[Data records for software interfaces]

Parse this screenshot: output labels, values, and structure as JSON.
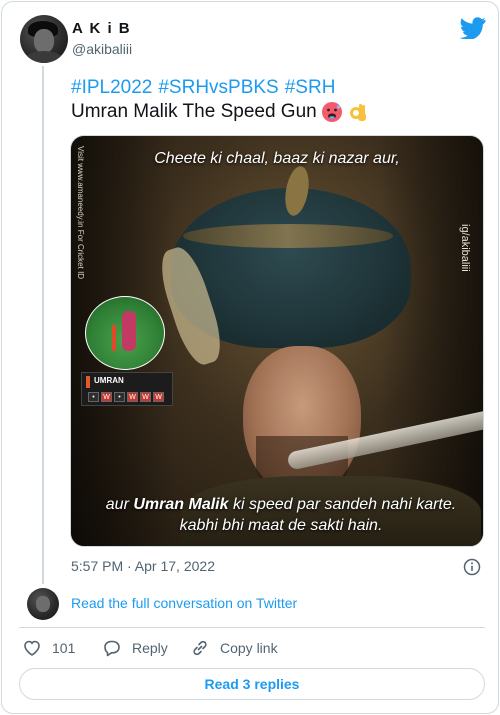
{
  "author": {
    "display_name": "A K i B",
    "handle": "@akibaliii"
  },
  "tweet": {
    "hashtags": [
      "#IPL2022",
      "#SRHvsPBKS",
      "#SRH"
    ],
    "text": "Umran Malik The Speed Gun",
    "emojis": [
      "hot-face-emoji",
      "ok-hand-emoji"
    ]
  },
  "media": {
    "caption_top": "Cheete ki chaal, baaz ki nazar aur,",
    "caption_bottom_pre": "aur ",
    "caption_bottom_bold": "Umran Malik",
    "caption_bottom_post": " ki speed par sandeh nahi karte. kabhi bhi maat de sakti hain.",
    "watermark_left": "Visit www.amaneedy.in For Cricket ID",
    "watermark_right": "ig/akibaliii",
    "scorebar_label": "UMRAN",
    "scorebar_balls": [
      "•",
      "W",
      "•",
      "W",
      "W",
      "W"
    ]
  },
  "meta": {
    "timestamp": "5:57 PM · Apr 17, 2022"
  },
  "conversation": {
    "link_text": "Read the full conversation on Twitter"
  },
  "actions": {
    "like_count": "101",
    "reply_label": "Reply",
    "copy_label": "Copy link",
    "read_replies_label": "Read 3 replies"
  },
  "colors": {
    "accent": "#1d9bf0",
    "text": "#0f1419",
    "secondary": "#536471",
    "border": "#cfd9de"
  }
}
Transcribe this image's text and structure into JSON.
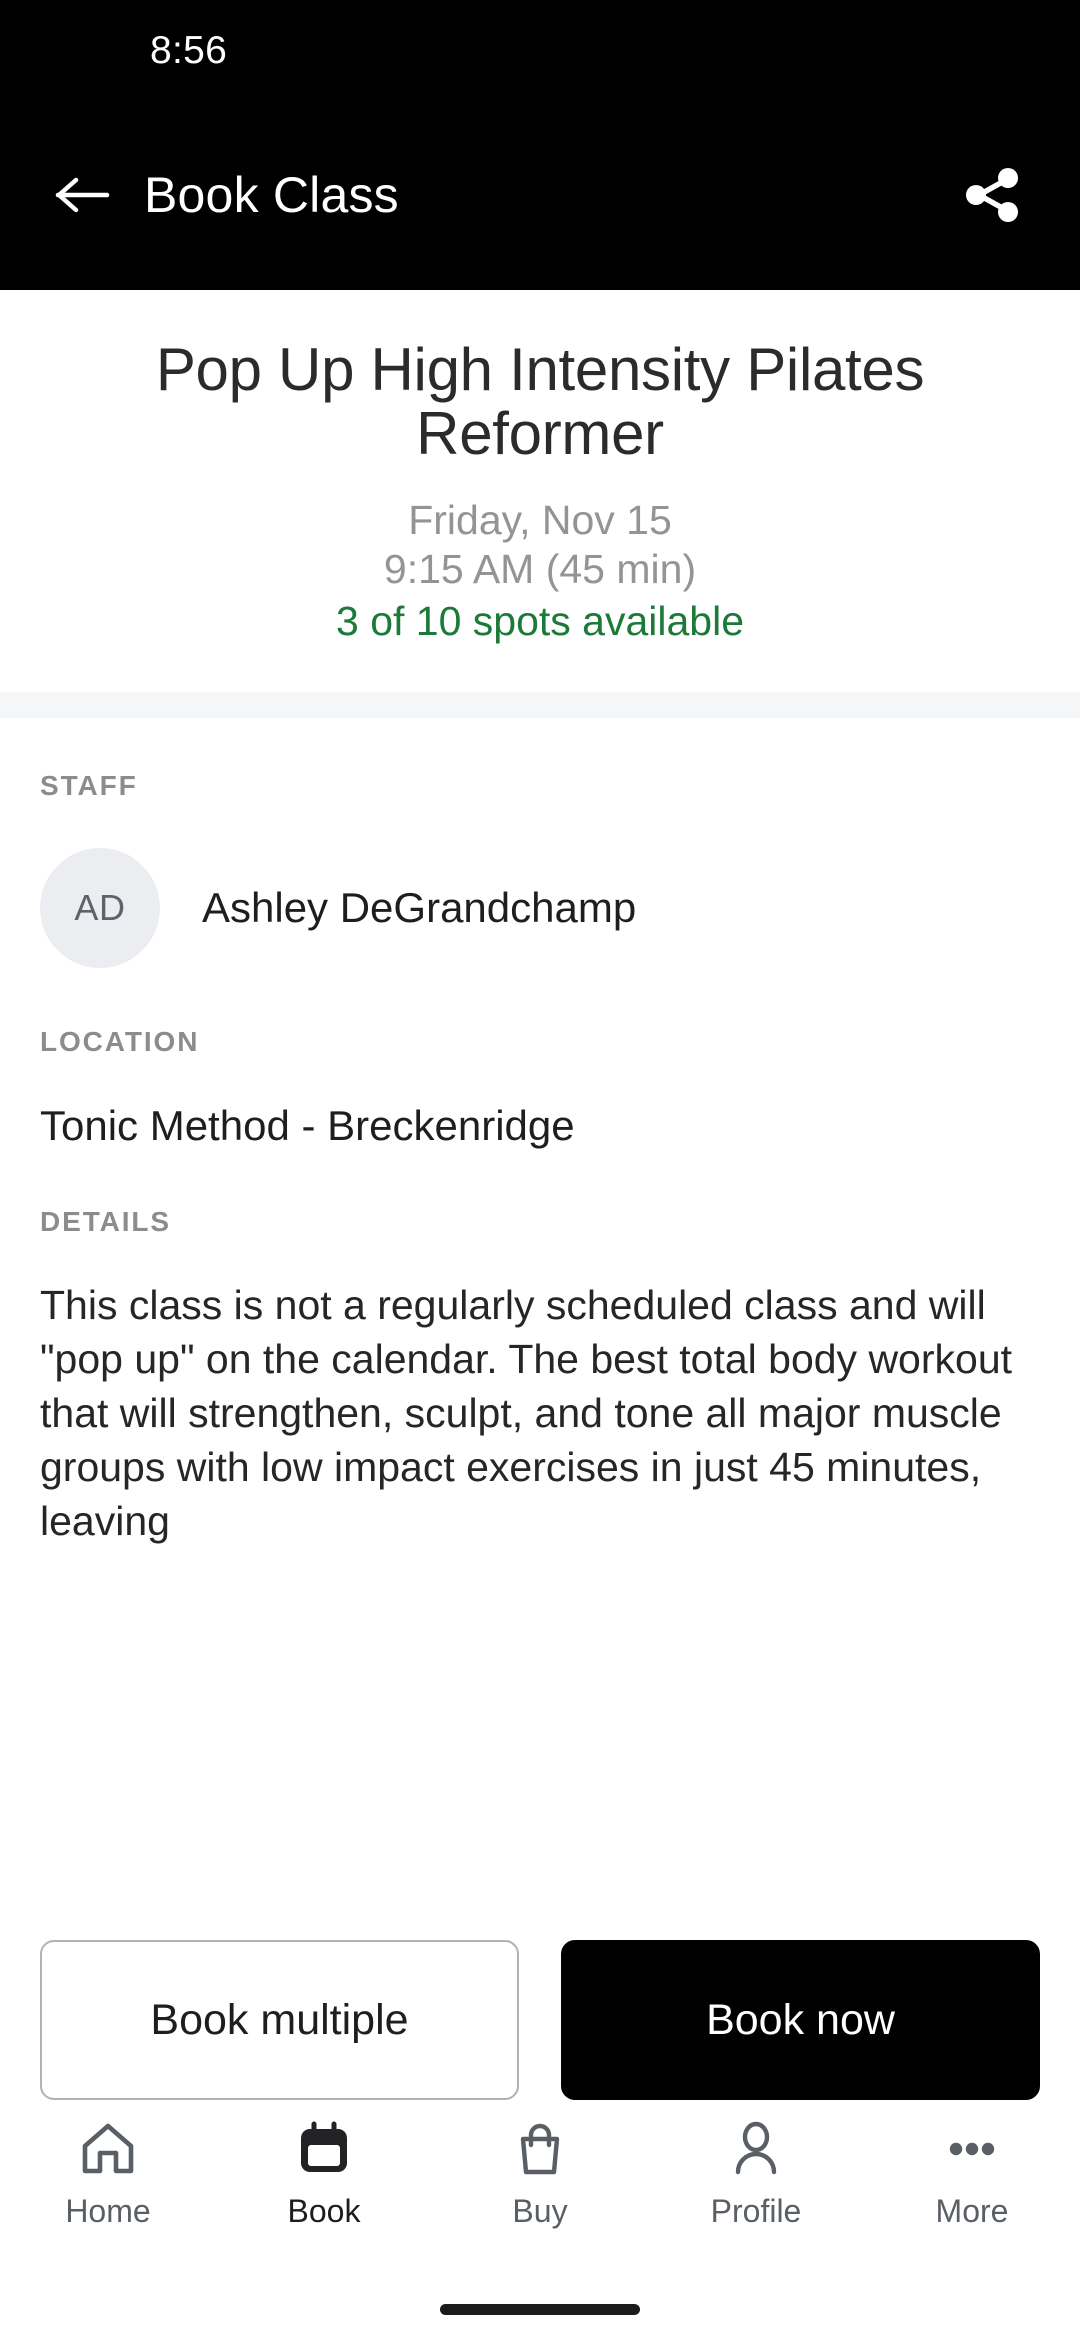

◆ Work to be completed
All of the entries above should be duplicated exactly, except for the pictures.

◆ Completed task
Parse this screenshot: output labels, values, and structure as JSON.
{
  "author": {
    "display_name": "A K i B",
    "handle": "@akibaliii"
  },
  "tweet": {
    "hashtags": [
      "#IPL2022",
      "#SRHvsPBKS",
      "#SRH"
    ],
    "text": "Umran Malik The Speed Gun",
    "emojis": [
      "hot-face-emoji",
      "ok-hand-emoji"
    ]
  },
  "media": {
    "caption_top": "Cheete ki chaal, baaz ki nazar aur,",
    "caption_bottom_pre": "aur ",
    "caption_bottom_bold": "Umran Malik",
    "caption_bottom_post": " ki speed par sandeh nahi karte. kabhi bhi maat de sakti hain.",
    "watermark_left": "Visit www.amaneedy.in For Cricket ID",
    "watermark_right": "ig/akibaliii",
    "scorebar_label": "UMRAN",
    "scorebar_balls": [
      "•",
      "W",
      "•",
      "W",
      "W",
      "W"
    ]
  },
  "meta": {
    "timestamp": "5:57 PM · Apr 17, 2022"
  },
  "conversation": {
    "link_text": "Read the full conversation on Twitter"
  },
  "actions": {
    "like_count": "101",
    "reply_label": "Reply",
    "copy_label": "Copy link",
    "read_replies_label": "Read 3 replies"
  },
  "colors": {
    "accent": "#1d9bf0",
    "text": "#0f1419",
    "secondary": "#536471",
    "border": "#cfd9de"
  }
}
Transcribe this image's text and structure into JSON.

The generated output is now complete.